[Task input Boundary: Start]

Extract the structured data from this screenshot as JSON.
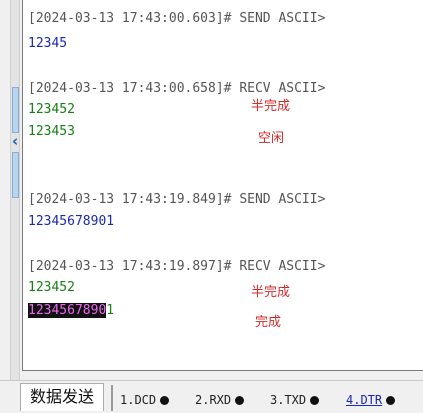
{
  "log": {
    "entries": [
      {
        "header": "[2024-03-13 17:43:00.603]# SEND ASCII>",
        "lines": [
          "12345"
        ]
      },
      {
        "header": "[2024-03-13 17:43:00.658]# RECV ASCII>",
        "lines": [
          "123452",
          "123453"
        ]
      },
      {
        "header": "[2024-03-13 17:43:19.849]# SEND ASCII>",
        "lines": [
          "12345678901"
        ]
      },
      {
        "header": "[2024-03-13 17:43:19.897]# RECV ASCII>",
        "lines": [
          "123452"
        ],
        "selected_text": "1234567890",
        "unselected_text": "1"
      }
    ]
  },
  "annotations": {
    "half_complete_1": "半完成",
    "idle": "空闲",
    "half_complete_2": "半完成",
    "complete": "完成"
  },
  "bottom_bar": {
    "tab_label": "数据发送",
    "signals": [
      {
        "label": "1.DCD",
        "icon": "dot-icon"
      },
      {
        "label": "2.RXD",
        "icon": "dot-icon"
      },
      {
        "label": "3.TXD",
        "icon": "dot-icon"
      },
      {
        "label": "4.DTR",
        "icon": "dot-icon",
        "active": true
      }
    ]
  },
  "colors": {
    "send_text": "#1a28b8",
    "recv_text": "#168016",
    "annotation": "#d42a2a",
    "selection_bg": "#111111",
    "selection_text": "#ee66ee"
  }
}
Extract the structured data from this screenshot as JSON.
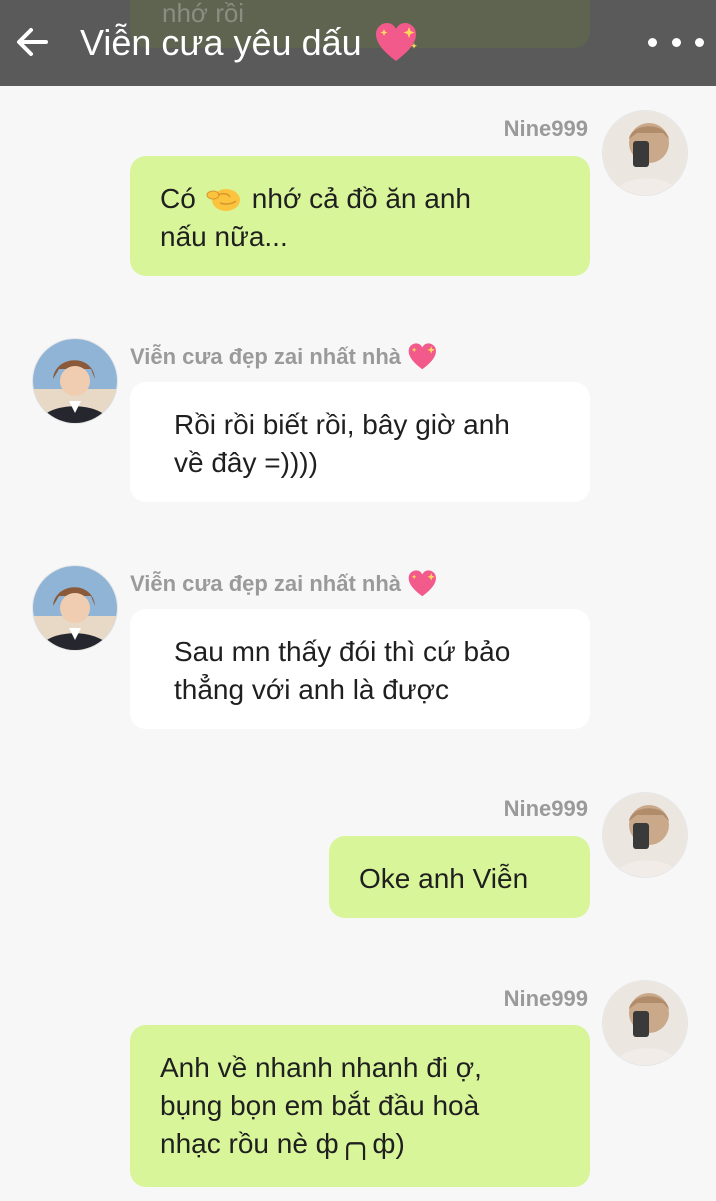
{
  "header": {
    "title": "Viễn cưa yêu dấu",
    "peek_text": "nhớ rồi"
  },
  "users": {
    "me": "Nine999",
    "other": "Viễn cưa đẹp zai nhất nhà"
  },
  "messages": [
    {
      "sender": "Nine999",
      "direction": "out",
      "line1_a": "Có",
      "line1_b": "nhớ cả đồ ăn anh",
      "line2": "nấu nữa..."
    },
    {
      "sender": "Viễn cưa đẹp zai nhất nhà",
      "direction": "in",
      "line1": "Rồi rồi biết rồi, bây giờ anh",
      "line2": "về đây =))))"
    },
    {
      "sender": "Viễn cưa đẹp zai nhất nhà",
      "direction": "in",
      "line1": "Sau mn thấy đói thì cứ bảo",
      "line2": "thẳng với anh là được"
    },
    {
      "sender": "Nine999",
      "direction": "out",
      "line1": "Oke anh Viễn"
    },
    {
      "sender": "Nine999",
      "direction": "out",
      "line1": "Anh về nhanh nhanh đi ợ,",
      "line2": "bụng bọn em bắt đầu hoà",
      "line3": "nhạc rồu nè ф╭╮ф)"
    }
  ],
  "colors": {
    "header_bg": "#5a5a5a",
    "chat_bg": "#f7f7f7",
    "outgoing_bubble": "#d8f59a",
    "incoming_bubble": "#ffffff",
    "name_text": "#9a9a9a",
    "heart": "#f25a8c"
  },
  "icons": [
    "back-arrow-icon",
    "sparkling-heart-icon",
    "more-options-icon",
    "pinching-hand-icon"
  ]
}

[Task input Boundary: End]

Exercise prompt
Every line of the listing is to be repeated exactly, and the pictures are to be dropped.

Task output
Extract the structured data from this screenshot as JSON.
{
  "log": {
    "entries": [
      {
        "header": "[2024-03-13 17:43:00.603]# SEND ASCII>",
        "lines": [
          "12345"
        ]
      },
      {
        "header": "[2024-03-13 17:43:00.658]# RECV ASCII>",
        "lines": [
          "123452",
          "123453"
        ]
      },
      {
        "header": "[2024-03-13 17:43:19.849]# SEND ASCII>",
        "lines": [
          "12345678901"
        ]
      },
      {
        "header": "[2024-03-13 17:43:19.897]# RECV ASCII>",
        "lines": [
          "123452"
        ],
        "selected_text": "1234567890",
        "unselected_text": "1"
      }
    ]
  },
  "annotations": {
    "half_complete_1": "半完成",
    "idle": "空闲",
    "half_complete_2": "半完成",
    "complete": "完成"
  },
  "bottom_bar": {
    "tab_label": "数据发送",
    "signals": [
      {
        "label": "1.DCD",
        "icon": "dot-icon"
      },
      {
        "label": "2.RXD",
        "icon": "dot-icon"
      },
      {
        "label": "3.TXD",
        "icon": "dot-icon"
      },
      {
        "label": "4.DTR",
        "icon": "dot-icon",
        "active": true
      }
    ]
  },
  "colors": {
    "send_text": "#1a28b8",
    "recv_text": "#168016",
    "annotation": "#d42a2a",
    "selection_bg": "#111111",
    "selection_text": "#ee66ee"
  }
}
Extract the structured data from this screenshot as JSON.
{
  "header": {
    "title": "Viễn cưa yêu dấu",
    "peek_text": "nhớ rồi"
  },
  "users": {
    "me": "Nine999",
    "other": "Viễn cưa đẹp zai nhất nhà"
  },
  "messages": [
    {
      "sender": "Nine999",
      "direction": "out",
      "line1_a": "Có",
      "line1_b": "nhớ cả đồ ăn anh",
      "line2": "nấu nữa..."
    },
    {
      "sender": "Viễn cưa đẹp zai nhất nhà",
      "direction": "in",
      "line1": "Rồi rồi biết rồi, bây giờ anh",
      "line2": "về đây =))))"
    },
    {
      "sender": "Viễn cưa đẹp zai nhất nhà",
      "direction": "in",
      "line1": "Sau mn thấy đói thì cứ bảo",
      "line2": "thẳng với anh là được"
    },
    {
      "sender": "Nine999",
      "direction": "out",
      "line1": "Oke anh Viễn"
    },
    {
      "sender": "Nine999",
      "direction": "out",
      "line1": "Anh về nhanh nhanh đi ợ,",
      "line2": "bụng bọn em bắt đầu hoà",
      "line3": "nhạc rồu nè ф╭╮ф)"
    }
  ],
  "colors": {
    "header_bg": "#5a5a5a",
    "chat_bg": "#f7f7f7",
    "outgoing_bubble": "#d8f59a",
    "incoming_bubble": "#ffffff",
    "name_text": "#9a9a9a",
    "heart": "#f25a8c"
  },
  "icons": [
    "back-arrow-icon",
    "sparkling-heart-icon",
    "more-options-icon",
    "pinching-hand-icon"
  ]
}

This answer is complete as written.